Mentors: Professor Robert Wozniak and Kristin Kopple
Body-Part-as-Object (BPO) and Imagined-Object (IO) gestures are two forms of empty-handed gestures that signify an object through visual resemblance to an action normally associated with the specific referent. In BPO gestures, a body part takes the place of the object when an action related to that object is performed. For example, a fist moving up and down in a pounding motion may represent the action of hammering. In IO gestures, the observer must visualize or imagine the object. For example, to convey the action of a hammer using an IO gesture, the hand is slightly opened as if grasping an imaginary hammer, while the arm flexes to perform the pounding action of hammering. The goal of our research is to understand the age-of-onset for the comprehension of empty-handed gestures, determine whether one gesture form (BPO or IO) is more readily comprehended, and ask whether toddlers may profit from gesture comprehension training. Furthermore, we are interested in whether gestures for certain objects (e.g., a hammer gesture versus a crayon gesture) are more easily comprehended than others.
Participants included 60 typically-developing 30-month-old and 42-month-old males and females from the suburban Philadelphia area. Each session was divided into 5 experimental phases: Spontaneous Behavior, Baseline, Training/Filler, Posttest, and Verbal Comprehension. In each trial of the 5 phases, the participant retrieved objects from a box with four partitioned compartments, which held 4 randomized objects. The Spontaneous Behavior phase allowed the participant to freely select 2 objects of his/her choice. The Baseline phase assessed the participant’s level of gesture comprehension prior to gesture comprehension training, as the experimenter asked the participant to retrieve target objects using either BPO or IO gestures. The Training phase involved the experimenter asking the participant to retrieve target objects using BPO or IO gestures, but, contrary to the other phases, the child received verbal feedback about his/her performance. For a participant not in the Training condition, a Filler task involved the experimenter asking him/her to retrieve target objects using verbal request instead of gestures. The Posttest phase assessed the participant’s comprehension of gestures after receiving gesture comprehension training. Finally, a Verbal Comprehension phase measured the participant’s language skills, as the experimenter verbally requested target objects.
Data were coded by examining which objects each participant chose in order to assess the participant’s initial level of gesture comprehension and improvements in gesture comprehension after gesture comprehension training.
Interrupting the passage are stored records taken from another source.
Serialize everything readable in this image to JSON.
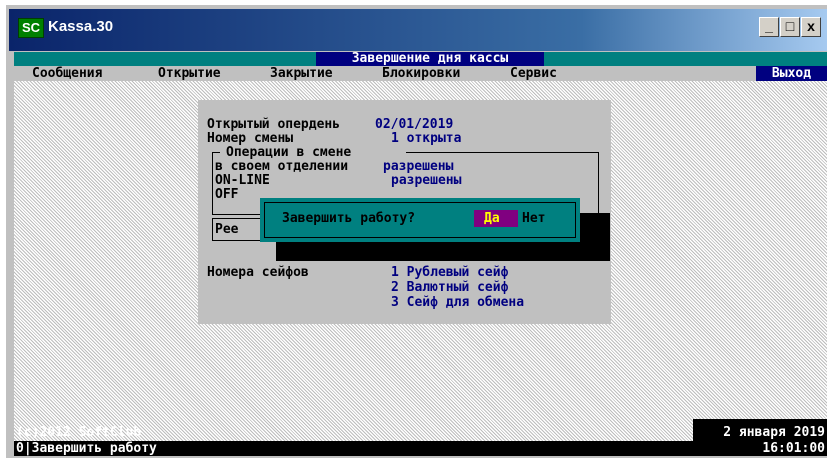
{
  "window": {
    "icon_text": "SC",
    "title": "Kassa.30",
    "controls": {
      "minimize": "_",
      "maximize": "□",
      "close": "x"
    }
  },
  "header": {
    "title": "Завершение дня кассы"
  },
  "menu": {
    "items": [
      "Сообщения",
      "Открытие",
      "Закрытие",
      "Блокировки",
      "Сервис"
    ],
    "exit": "Выход"
  },
  "panel": {
    "open_day_label": "Открытый опердень",
    "open_day_value": "02/01/2019",
    "shift_label": "Номер смены",
    "shift_value": "1 открыта",
    "ops_title": "Операции в смене",
    "ops": [
      {
        "label": "в своем отделении",
        "value": "разрешены"
      },
      {
        "label": "ON-LINE",
        "value": "разрешены"
      },
      {
        "label": "OFF",
        "value": ""
      }
    ],
    "ree_label": "Рее",
    "safes_label": "Номера сейфов",
    "safes": [
      "1 Рублевый сейф",
      "2 Валютный сейф",
      "3 Сейф для обмена"
    ]
  },
  "dialog": {
    "question": "Завершить работу?",
    "yes": "Да",
    "no": "Нет"
  },
  "footer": {
    "copyright": "(c)2012 SoftClub",
    "hint": "0|Завершить работу",
    "date": "2 января 2019",
    "time": "16:01:00"
  },
  "colors": {
    "header_bg": "#000080",
    "teal": "#008080",
    "panel_bg": "#c0c0c0",
    "value_text": "#000080",
    "yes_button_bg": "#800080",
    "yes_button_text": "#ffff00"
  }
}
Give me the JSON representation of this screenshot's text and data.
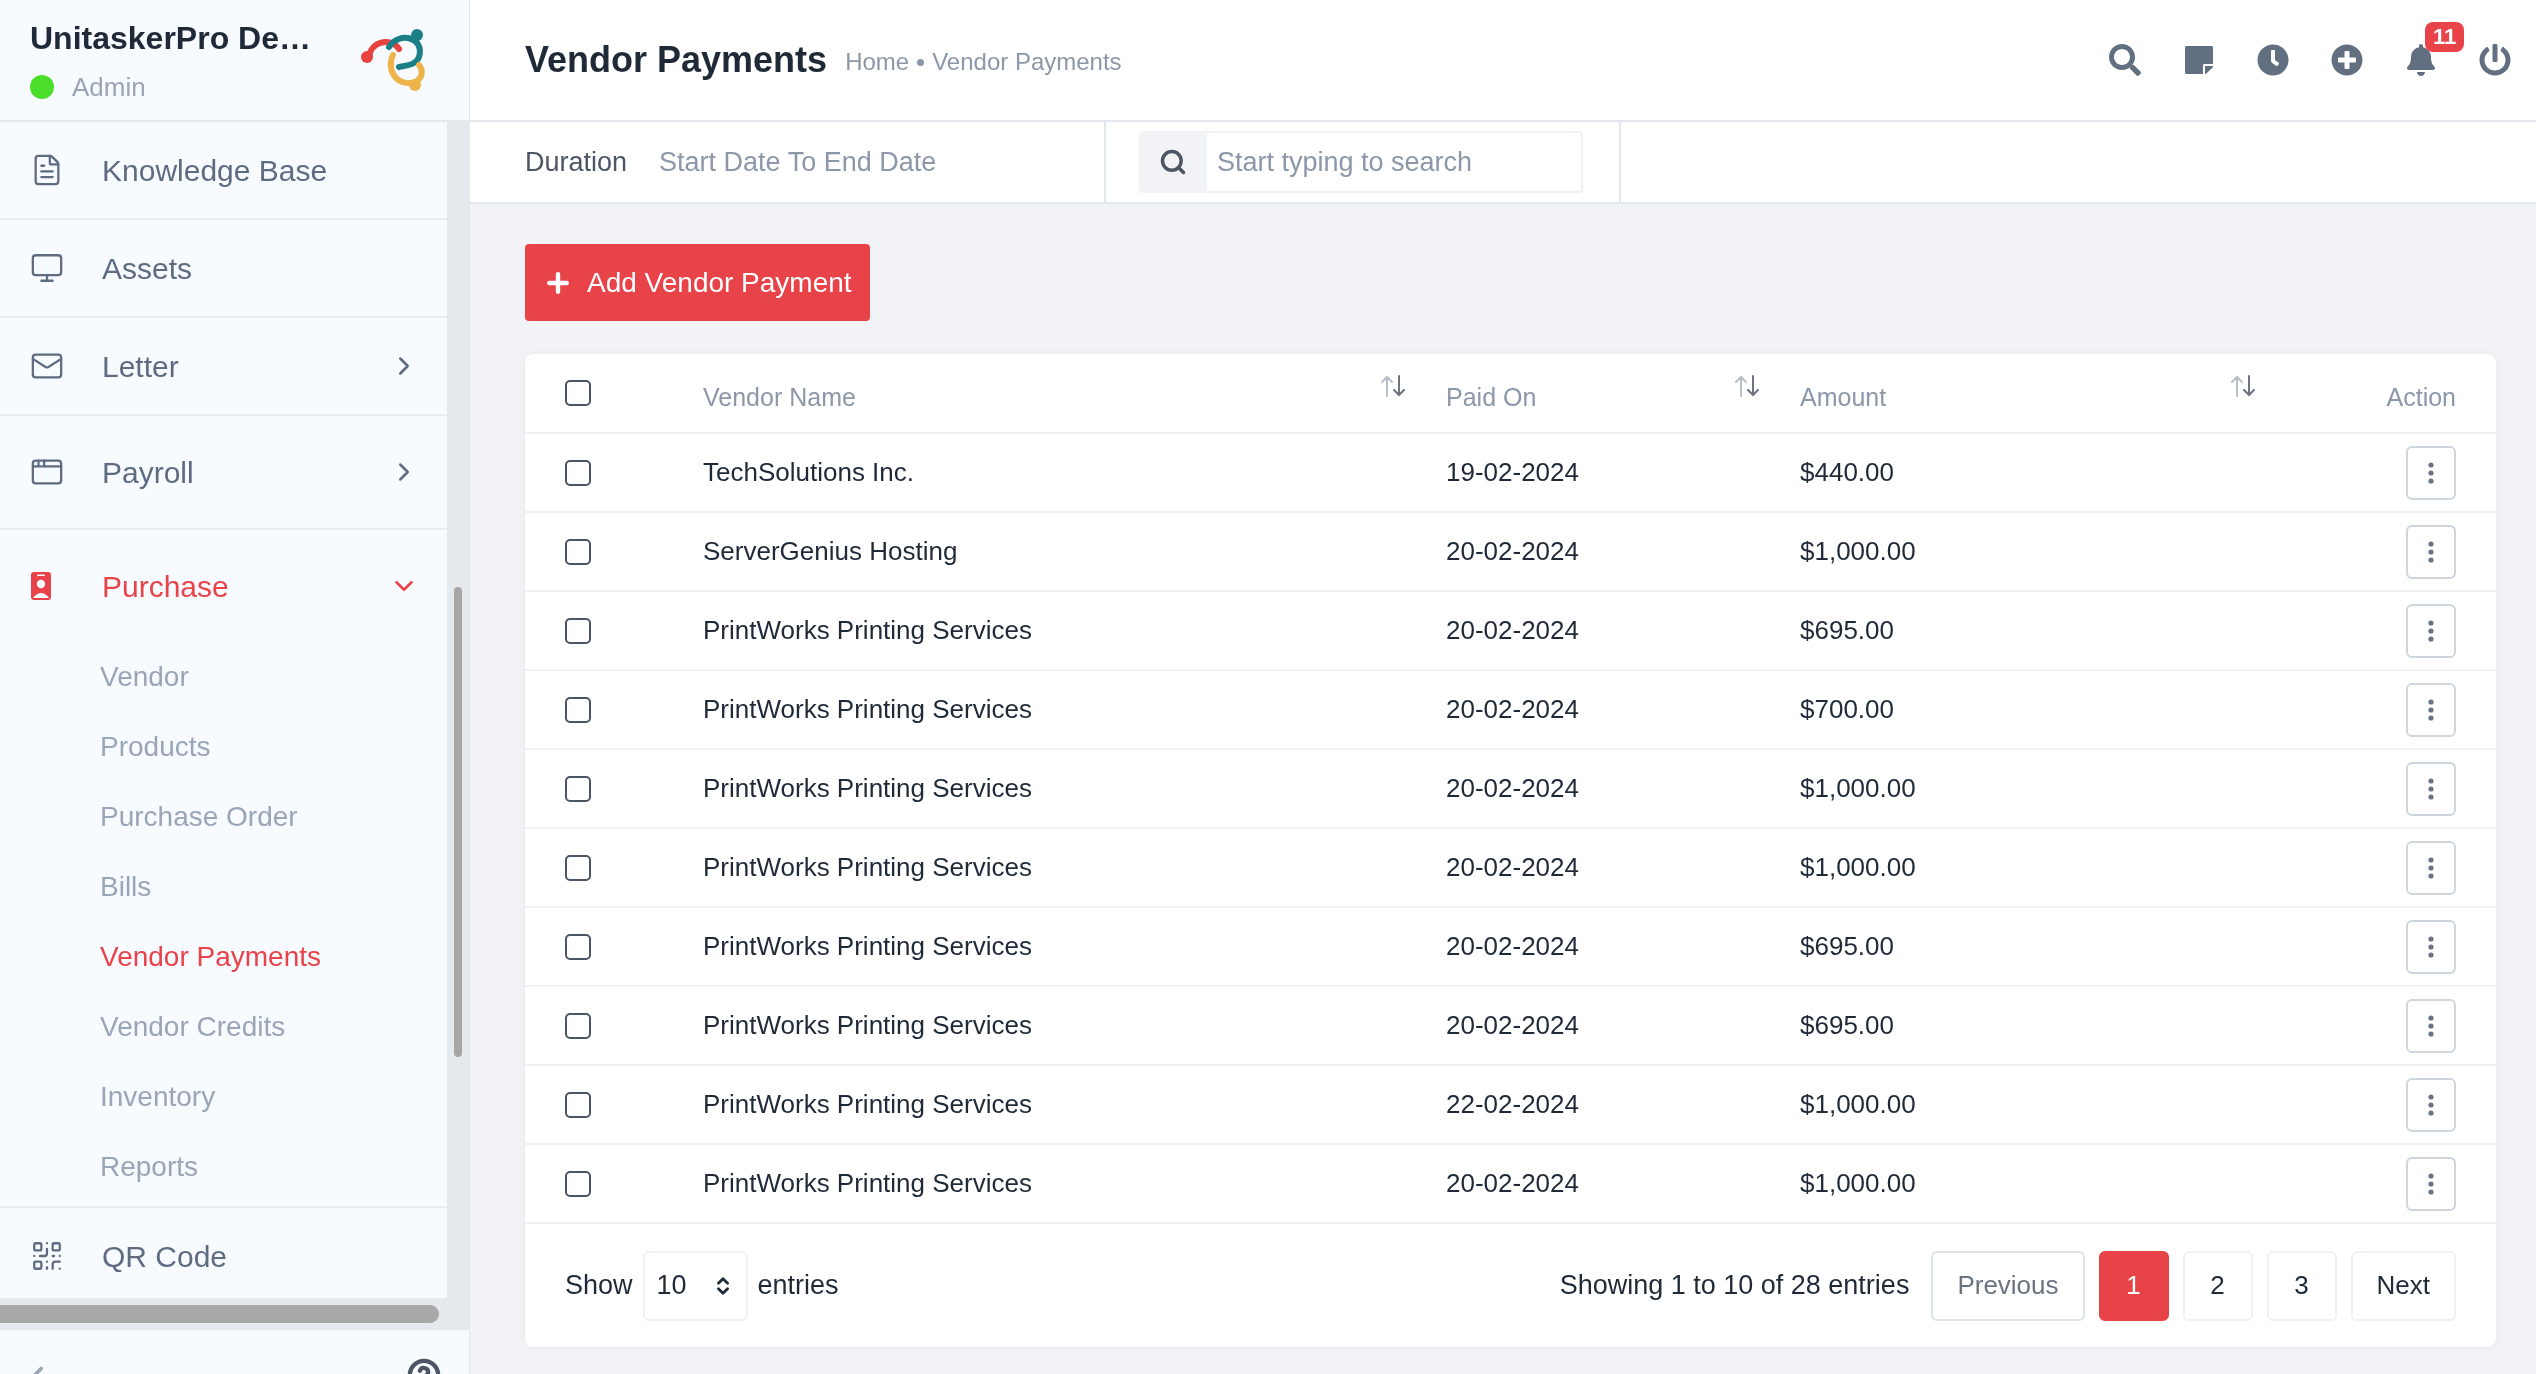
{
  "app": {
    "name": "UnitaskerPro De…",
    "role": "Admin",
    "online": true
  },
  "sidebar": {
    "items": [
      {
        "label": "Knowledge Base",
        "kind": "link",
        "selected": false
      },
      {
        "label": "Assets",
        "kind": "link",
        "selected": false
      },
      {
        "label": "Letter",
        "kind": "group",
        "selected": false,
        "expanded": false
      },
      {
        "label": "Payroll",
        "kind": "group",
        "selected": false,
        "expanded": false
      },
      {
        "label": "Purchase",
        "kind": "group",
        "selected": true,
        "expanded": true,
        "children": [
          {
            "label": "Vendor",
            "selected": false
          },
          {
            "label": "Products",
            "selected": false
          },
          {
            "label": "Purchase Order",
            "selected": false
          },
          {
            "label": "Bills",
            "selected": false
          },
          {
            "label": "Vendor Payments",
            "selected": true
          },
          {
            "label": "Vendor Credits",
            "selected": false
          },
          {
            "label": "Inventory",
            "selected": false
          },
          {
            "label": "Reports",
            "selected": false
          }
        ]
      },
      {
        "label": "QR Code",
        "kind": "link",
        "selected": false
      }
    ]
  },
  "header": {
    "title": "Vendor Payments",
    "breadcrumb": [
      "Home",
      "Vendor Payments"
    ],
    "notification_count": "11"
  },
  "filters": {
    "duration_label": "Duration",
    "date_placeholder": "Start Date To End Date",
    "search_placeholder": "Start typing to search"
  },
  "add_button": "Add Vendor Payment",
  "table": {
    "select_all_checked": false,
    "columns": [
      {
        "label": "Vendor Name",
        "sortable": true
      },
      {
        "label": "Paid On",
        "sortable": true
      },
      {
        "label": "Amount",
        "sortable": true
      },
      {
        "label": "Action",
        "sortable": false
      }
    ],
    "rows": [
      {
        "vendor": "TechSolutions Inc.",
        "paid_on": "19-02-2024",
        "amount": "$440.00",
        "checked": false
      },
      {
        "vendor": "ServerGenius Hosting",
        "paid_on": "20-02-2024",
        "amount": "$1,000.00",
        "checked": false
      },
      {
        "vendor": "PrintWorks Printing Services",
        "paid_on": "20-02-2024",
        "amount": "$695.00",
        "checked": false
      },
      {
        "vendor": "PrintWorks Printing Services",
        "paid_on": "20-02-2024",
        "amount": "$700.00",
        "checked": false
      },
      {
        "vendor": "PrintWorks Printing Services",
        "paid_on": "20-02-2024",
        "amount": "$1,000.00",
        "checked": false
      },
      {
        "vendor": "PrintWorks Printing Services",
        "paid_on": "20-02-2024",
        "amount": "$1,000.00",
        "checked": false
      },
      {
        "vendor": "PrintWorks Printing Services",
        "paid_on": "20-02-2024",
        "amount": "$695.00",
        "checked": false
      },
      {
        "vendor": "PrintWorks Printing Services",
        "paid_on": "20-02-2024",
        "amount": "$695.00",
        "checked": false
      },
      {
        "vendor": "PrintWorks Printing Services",
        "paid_on": "22-02-2024",
        "amount": "$1,000.00",
        "checked": false
      },
      {
        "vendor": "PrintWorks Printing Services",
        "paid_on": "20-02-2024",
        "amount": "$1,000.00",
        "checked": false
      }
    ]
  },
  "pagination": {
    "show_label": "Show",
    "page_size": "10",
    "entries_label": "entries",
    "summary": "Showing 1 to 10 of 28 entries",
    "previous": "Previous",
    "pages": [
      {
        "label": "1",
        "selected": true
      },
      {
        "label": "2",
        "selected": false
      },
      {
        "label": "3",
        "selected": false
      }
    ],
    "next": "Next"
  }
}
We hypothesize that 42-month-old toddlers will comprehend gestures more successfully than the 30-month-old toddlers, that BPO gestures, which make less of a cognitive demand on the child, will be easier to comprehend than IO gestures, and that children will benefit from gesture comprehension training.